▶ _TO DO_
What lines below contain the word "title"? Please pull each one out.

▶ _SUPPLIED RECORDS_
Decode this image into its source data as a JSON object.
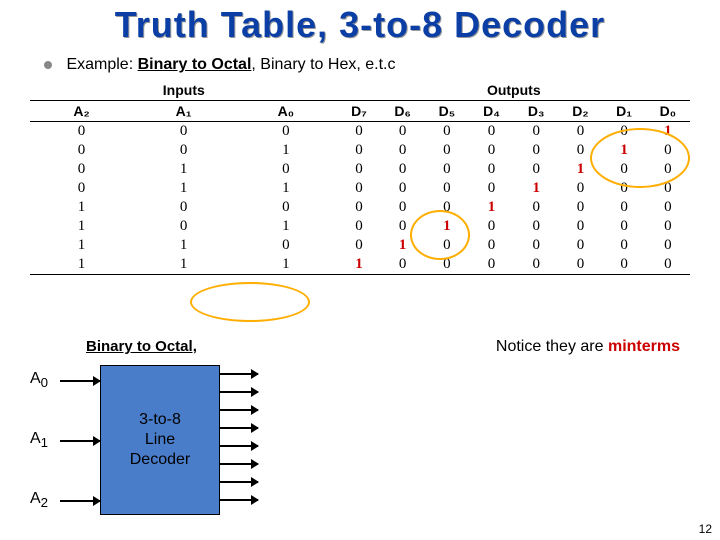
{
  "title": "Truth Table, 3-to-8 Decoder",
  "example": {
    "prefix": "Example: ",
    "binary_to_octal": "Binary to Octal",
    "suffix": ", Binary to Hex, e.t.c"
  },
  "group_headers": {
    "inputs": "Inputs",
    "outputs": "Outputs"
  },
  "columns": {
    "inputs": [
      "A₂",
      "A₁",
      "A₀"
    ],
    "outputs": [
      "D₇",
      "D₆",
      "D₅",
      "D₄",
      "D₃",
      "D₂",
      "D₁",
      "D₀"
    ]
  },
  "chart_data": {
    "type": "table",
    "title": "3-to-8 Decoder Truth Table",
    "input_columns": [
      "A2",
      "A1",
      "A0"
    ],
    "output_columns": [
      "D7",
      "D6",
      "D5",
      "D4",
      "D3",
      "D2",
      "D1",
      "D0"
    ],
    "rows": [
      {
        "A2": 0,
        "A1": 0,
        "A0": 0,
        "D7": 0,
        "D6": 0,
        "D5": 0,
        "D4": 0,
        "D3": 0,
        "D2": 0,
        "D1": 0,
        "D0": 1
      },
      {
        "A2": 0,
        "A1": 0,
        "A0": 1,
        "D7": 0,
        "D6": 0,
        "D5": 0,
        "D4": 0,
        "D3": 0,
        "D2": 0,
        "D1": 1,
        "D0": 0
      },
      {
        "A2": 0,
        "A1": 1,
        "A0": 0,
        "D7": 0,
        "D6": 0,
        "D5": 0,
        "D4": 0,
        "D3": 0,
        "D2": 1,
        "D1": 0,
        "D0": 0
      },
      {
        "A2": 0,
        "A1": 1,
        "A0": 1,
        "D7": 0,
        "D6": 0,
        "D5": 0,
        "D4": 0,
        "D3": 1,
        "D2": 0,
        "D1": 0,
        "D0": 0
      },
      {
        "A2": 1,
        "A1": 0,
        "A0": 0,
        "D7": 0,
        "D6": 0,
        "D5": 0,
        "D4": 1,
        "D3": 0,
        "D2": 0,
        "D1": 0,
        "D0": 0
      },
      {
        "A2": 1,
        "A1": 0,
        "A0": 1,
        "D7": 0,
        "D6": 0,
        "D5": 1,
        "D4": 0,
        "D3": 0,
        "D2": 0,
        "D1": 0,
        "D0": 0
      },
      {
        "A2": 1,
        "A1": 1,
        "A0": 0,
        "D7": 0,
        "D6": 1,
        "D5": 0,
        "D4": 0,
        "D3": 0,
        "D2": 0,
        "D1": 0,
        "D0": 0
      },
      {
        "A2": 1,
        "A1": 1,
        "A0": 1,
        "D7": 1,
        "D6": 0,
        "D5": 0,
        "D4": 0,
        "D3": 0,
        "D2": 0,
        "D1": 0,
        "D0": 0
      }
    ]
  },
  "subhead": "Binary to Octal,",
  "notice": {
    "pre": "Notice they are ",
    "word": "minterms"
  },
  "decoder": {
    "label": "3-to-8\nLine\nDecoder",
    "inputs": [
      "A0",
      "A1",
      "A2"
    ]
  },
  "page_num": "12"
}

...

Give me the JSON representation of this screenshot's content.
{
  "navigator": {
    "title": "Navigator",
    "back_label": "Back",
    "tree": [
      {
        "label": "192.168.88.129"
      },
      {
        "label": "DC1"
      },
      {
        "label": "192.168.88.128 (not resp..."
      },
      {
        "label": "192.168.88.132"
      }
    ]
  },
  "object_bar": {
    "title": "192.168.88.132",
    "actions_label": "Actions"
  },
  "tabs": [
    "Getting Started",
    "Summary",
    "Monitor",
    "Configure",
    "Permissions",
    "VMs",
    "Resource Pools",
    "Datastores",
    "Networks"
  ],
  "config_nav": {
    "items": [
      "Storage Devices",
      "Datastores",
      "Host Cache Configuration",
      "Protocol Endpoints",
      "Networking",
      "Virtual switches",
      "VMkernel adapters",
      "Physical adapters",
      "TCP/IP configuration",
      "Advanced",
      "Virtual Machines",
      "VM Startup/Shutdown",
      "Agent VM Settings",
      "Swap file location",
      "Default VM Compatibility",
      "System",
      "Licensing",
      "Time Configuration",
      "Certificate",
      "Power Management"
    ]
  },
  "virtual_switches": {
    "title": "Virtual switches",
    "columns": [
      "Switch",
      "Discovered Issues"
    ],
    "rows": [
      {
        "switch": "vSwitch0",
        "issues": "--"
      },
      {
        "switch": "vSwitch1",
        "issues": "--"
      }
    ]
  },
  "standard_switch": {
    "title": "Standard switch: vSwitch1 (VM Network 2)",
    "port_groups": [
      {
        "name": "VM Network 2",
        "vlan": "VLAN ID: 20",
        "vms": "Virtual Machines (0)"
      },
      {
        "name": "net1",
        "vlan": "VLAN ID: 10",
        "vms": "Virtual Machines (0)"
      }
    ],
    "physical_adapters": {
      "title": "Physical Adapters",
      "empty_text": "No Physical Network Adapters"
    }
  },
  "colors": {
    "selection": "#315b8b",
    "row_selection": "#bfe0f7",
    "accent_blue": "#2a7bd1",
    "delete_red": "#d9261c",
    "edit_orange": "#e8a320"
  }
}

▶ _PROBLEM SOLUTION_
  "title": "Truth Table, 3-to-8 Decoder",
    "title": "3-to-8 Decoder Truth Table",
    "title": "Navigator",
    "title": "192.168.88.132",
    "title": "Virtual switches",
    "title": "Standard switch: vSwitch1 (VM Network 2)",
      "title": "Physical Adapters",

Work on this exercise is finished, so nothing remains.